Posted On Saturday, August 04, 2012 at 09:04:30 AM
Mortars rained down on a crowded marketplace in a Palestinian refugee camp in the Syrian capital, killing 20 people as regime forces and rebels clashed on the southern outskirts of Damascus, activists said Friday.
|Boys play on a destroyed Syrian army tank close to the Azaz mosque in Aleppo
The attack on Yarmouk camp came as the government battled rebel fighters in the nearby Damascus suburb of Tadamon on Thursday evening.
Clashes there continued on Friday and sounds of explosions from the neighborhood could be heard as far as the mostly deserted Damascus downtown, with plumes of smoke seen rising into the sky. The U.N. agency running Palestinian camps confirmed that at least 20 people had died in the shelling of Yarmouk.
The Britain-based Syria Observatory for Human Rights, which first reported the deaths, said the mortars hit as shoppers were buying food for the evening meal. The activists with the group would not speculate on who was firing. Government troops have in the past attacked the camp, home to nearly 150,000 Palestinians and their descendants driven from their homes by the war surrounding Israel's 1948 creation.

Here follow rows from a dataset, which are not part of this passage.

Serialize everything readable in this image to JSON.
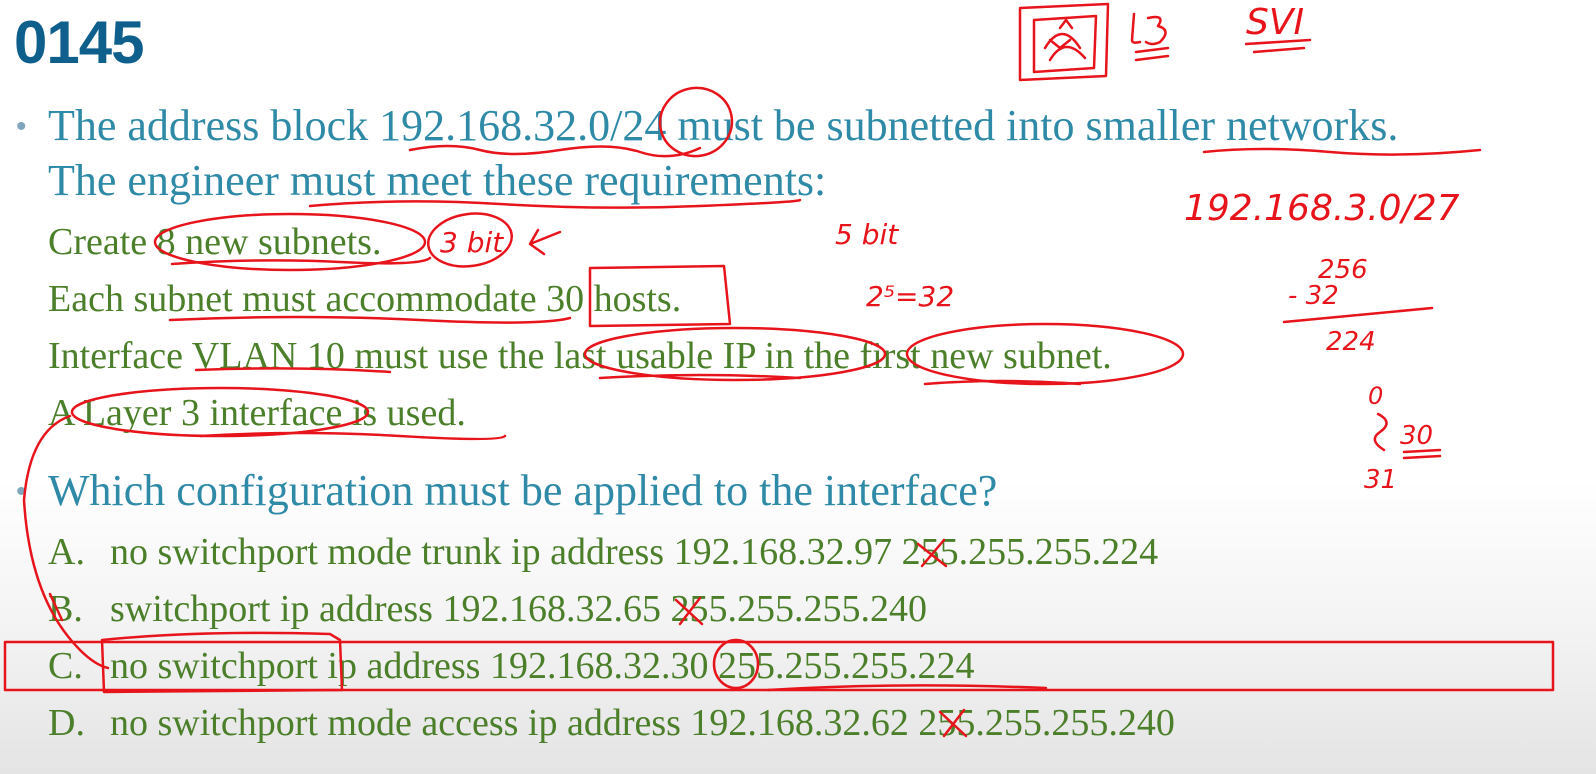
{
  "slide": {
    "number": "0145",
    "question_line1": "The address block 192.168.32.0/24 must be subnetted into smaller networks.",
    "question_line2": "The engineer must meet these requirements:",
    "requirements": [
      "Create 8 new subnets.",
      "Each subnet must accommodate 30 hosts.",
      "Interface VLAN 10 must use the last usable IP in the first new subnet.",
      "A Layer 3 interface is used."
    ],
    "prompt": "Which configuration must be applied to the interface?",
    "options": [
      {
        "letter": "A.",
        "text": "no switchport mode trunk ip address 192.168.32.97 255.255.255.224"
      },
      {
        "letter": "B.",
        "text": "switchport ip address 192.168.32.65 255.255.255.240"
      },
      {
        "letter": "C.",
        "text": "no switchport ip address 192.168.32.30 255.255.255.224"
      },
      {
        "letter": "D.",
        "text": "no switchport mode access ip address 192.168.32.62 255.255.255.240"
      }
    ]
  },
  "annotations": {
    "ink_color": "#e8141c",
    "notes": [
      "L3",
      "SVI",
      "3 bit",
      "5 bit",
      "2⁵=32",
      "192.168.3.0/27",
      "256",
      "- 32",
      "224",
      "0",
      "30",
      "31"
    ],
    "selected_option": "C."
  }
}
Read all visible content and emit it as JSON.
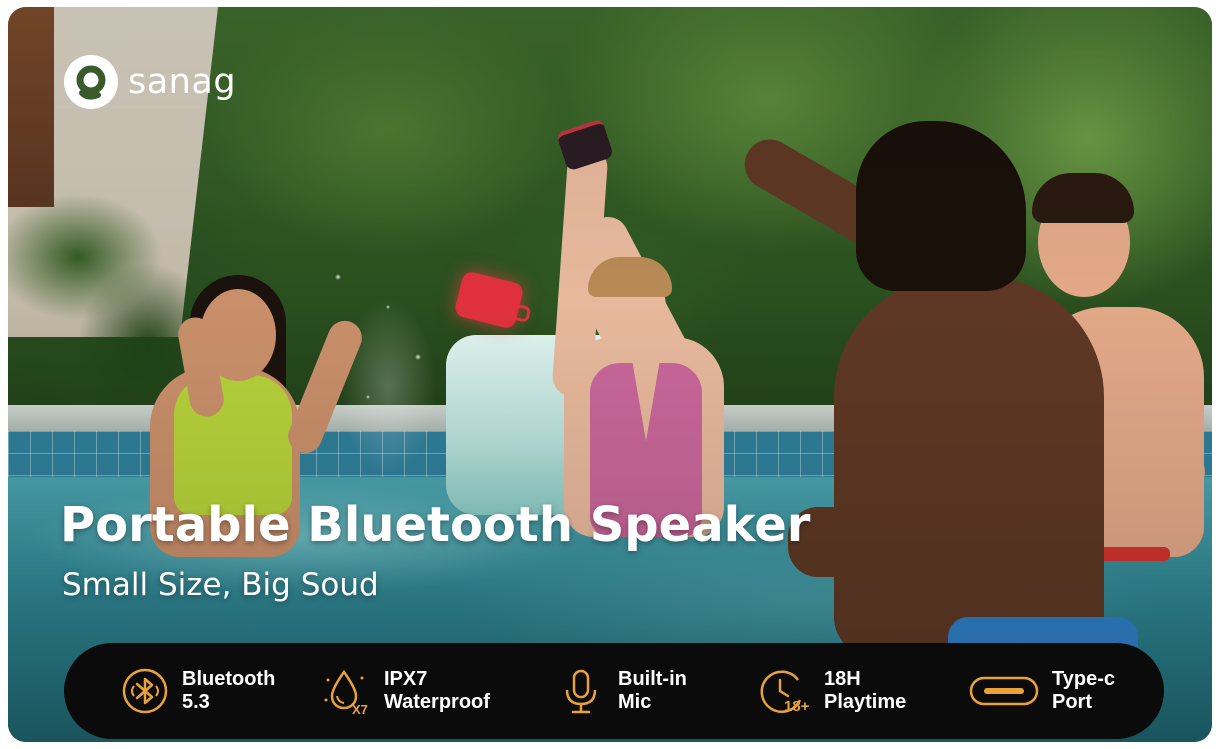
{
  "brand": {
    "name": "sanag",
    "icon": "sanag-logo-icon"
  },
  "headline": "Portable Bluetooth Speaker",
  "subheadline": "Small Size, Big Soud",
  "colors": {
    "accent": "#e9a23a",
    "bar_background": "#0b0b0b",
    "text": "#ffffff"
  },
  "features": [
    {
      "icon": "bluetooth-icon",
      "line1": "Bluetooth",
      "line2": "5.3"
    },
    {
      "icon": "water-drop-icon",
      "icon_text": "X7",
      "line1": "IPX7",
      "line2": "Waterproof"
    },
    {
      "icon": "microphone-icon",
      "line1": "Built-in",
      "line2": "Mic"
    },
    {
      "icon": "clock-icon",
      "icon_text": "18+",
      "line1": "18H",
      "line2": "Playtime"
    },
    {
      "icon": "usb-c-port-icon",
      "line1": "Type-c",
      "line2": "Port"
    }
  ]
}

Palestinian refugees in Syria have tried to stay out of the uprising, but with Yarmouk nestled among neighborhoods sympathetic to the rebels, its residents were eventually drawn into the fighting.
The camp's younger inhabitants have also been moved by the Arab Spring's calls for greater freedoms and have joined protests against President Bashar Assad's regime_ and have died during demonstrations when Syrian troops fired on them.
“We don't know where the mortars came from, whether they were from the Syrian regime or not the Syrian regime,'' said Rami Abdul Rahman, director of the Observatory. He added they could also have been strays from the fighting in nearby Tadamon.
UNGA draft resolution on syriadrops some key provisions
A Saudi Arabia-drafted resolution on Syria, which was to be voted upon in the UN General Assembly on Friday, has dropped its demand for President Bashar Al Assad to step down and sanctions be imposed against the country after some member States, including India, objected to the provisions.
The draft resolution had demanded regime change and that the Syrian army stop its shelling and helicopter attacks and withdraw to its barracks. While the resolution, if passed by the 193-member General Assembly would not have been legally binding, it would be moral and symbolic in nature.
Voting on the resolution was to be through simple majority and there was to be no veto.